In our quest as a nation and continent to stop being BUYERsellers but rather SELLERbuyers, the drive and push to create and innovate things is greater now than ever. People are being encouraged to look past the theory they are being taught in school and get practical with the knowledge they get; to look past seeking jobs where there are none to creating jobs others can find. We are in the long awaited era of creative and innovative African entrepreneurs.
We’ve gone past the period where we thought that creativity and innovation was a white man’s thing; that the answers to our problems will only come from outside our shores as a nation and continent. We now know that it is our duty to take responsibility for our growth and development and that it is dutiful for us to contribute to world development for we have the capacity to do so.
Yes we now know, but knowledge has never been enough. How do we then make the change, what course of action should we take? What is our strategy? If we have a strategy, are we doing it the right way and what are our chances of success with our present direction?
Yes we now know, but knowledge has never been enough
Typical innovation news we hear in Nigeria goes like this- 7 Unizik students produce automobile bus with local material; Enugu boy builds airplane without engine, 3 Kwasu students built a rocket prototype, etc. while these are all credible achievements that are perhaps worth celebrating, they are still a far cry from the best we are capable of. They are good enough, but good enough they say is never good enough. Those stuffs are good enough for museums but not real life markets.
A good footballer doesn’t go to where the football is; he goes to where the football is going. The problem with those inventions we are celebrating is that they are not even where the world’s ball is at the moment, the world has far gone past those things. It’s like we are playing catch up with the past. How are we ever going to make progress that way?
It’s like we are playing catch up with the past.
We need to stop creating what others have created and stop solving problems that have already been solved. That is not innovative, it is only being re-inventive. While that isn’t a bad thing, I believe that we are capable of better things. Worse still, these catch-up products of ours are still of no quality based advantage when in comparison with the originals we copy.
Our university system also has a similar problem. Final year students are encouraged to work on thesis other people have worked on before. So it’s a copy-and-paste exercise for them. They are not encouraged to champion new frontiers and make new discoveries. They are trained to follow rather than lead. (Again, most of these research works end up in shelves somewhere not really contributing to global knowledge or advancement in their field)
Africa has unique problems; Africa can produce unique solutions
All these can change. Africa has unique problems; Africa can produce unique solutions. To really get to the level we are capable of as Africans, we need to do these things

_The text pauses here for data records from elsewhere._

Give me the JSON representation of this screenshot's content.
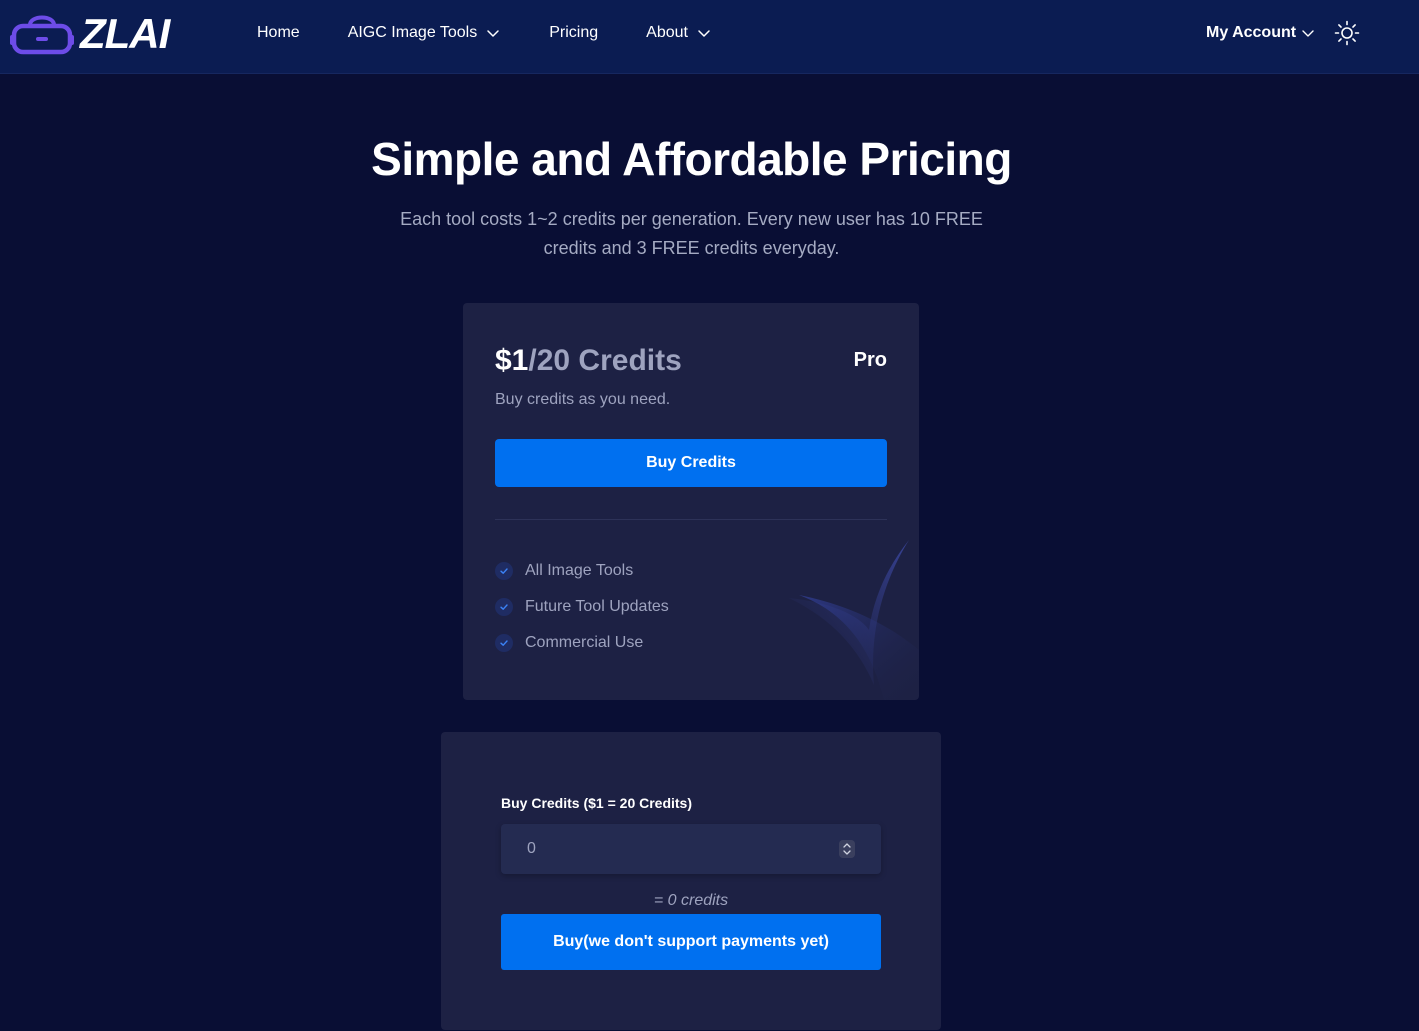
{
  "header": {
    "logo_text": "ZLAI",
    "nav": [
      {
        "label": "Home"
      },
      {
        "label": "AIGC Image Tools"
      },
      {
        "label": "Pricing"
      },
      {
        "label": "About"
      }
    ],
    "account_label": "My Account"
  },
  "hero": {
    "title": "Simple and Affordable Pricing",
    "subtitle": "Each tool costs 1~2 credits per generation. Every new user has 10 FREE credits and 3 FREE credits everyday."
  },
  "card": {
    "price_amount": "$1",
    "price_unit": "/20 Credits",
    "tier": "Pro",
    "description": "Buy credits as you need.",
    "button_label": "Buy Credits",
    "features": [
      "All Image Tools",
      "Future Tool Updates",
      "Commercial Use"
    ]
  },
  "buy_panel": {
    "label": "Buy Credits ($1 = 20 Credits)",
    "input_value": "0",
    "credits_result": "= 0 credits",
    "button_label": "Buy(we don't support payments yet)"
  },
  "colors": {
    "page_bg": "#090e34",
    "header_bg": "#0b1c52",
    "card_bg": "#1d2144",
    "primary": "#0070f0",
    "muted_text": "#9ea3bf",
    "logo_accent": "#6d4ce8"
  },
  "icons": {
    "logo": "vr-headset-icon",
    "nav_dropdown": "chevron-down-icon",
    "theme_toggle": "sun-icon",
    "feature": "check-icon",
    "stepper": "up-down-arrows-icon"
  }
}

- Stop playing catch up with the past– We need to be charge up our curiosity and ask questions- questions about the future; the future of any field we are playing in. We need to figure out where the ball is going and map out ways and means of getting there before the ball does. Only then can we be reckoned with as good players and only then can we score innovative goals
- Even if we’d tackle the same problems that others are tackling; We should do it better. I understand that some needs are universal and generational. People would always have to eat, move around, shelter and cloth themselves. But we don’t have to solve these problems the way they have always been solved. We can solve them in a more distinctive, efficient and timely manner. Our offerings become more valuable that way.
Great new innovations are usually high on two things. The first is the solution or value they provide; second is their divergence from the norm. You and I are capable of creating such solutions; we are capable of delivering on our duty towards world development and prosperity for all of mankind.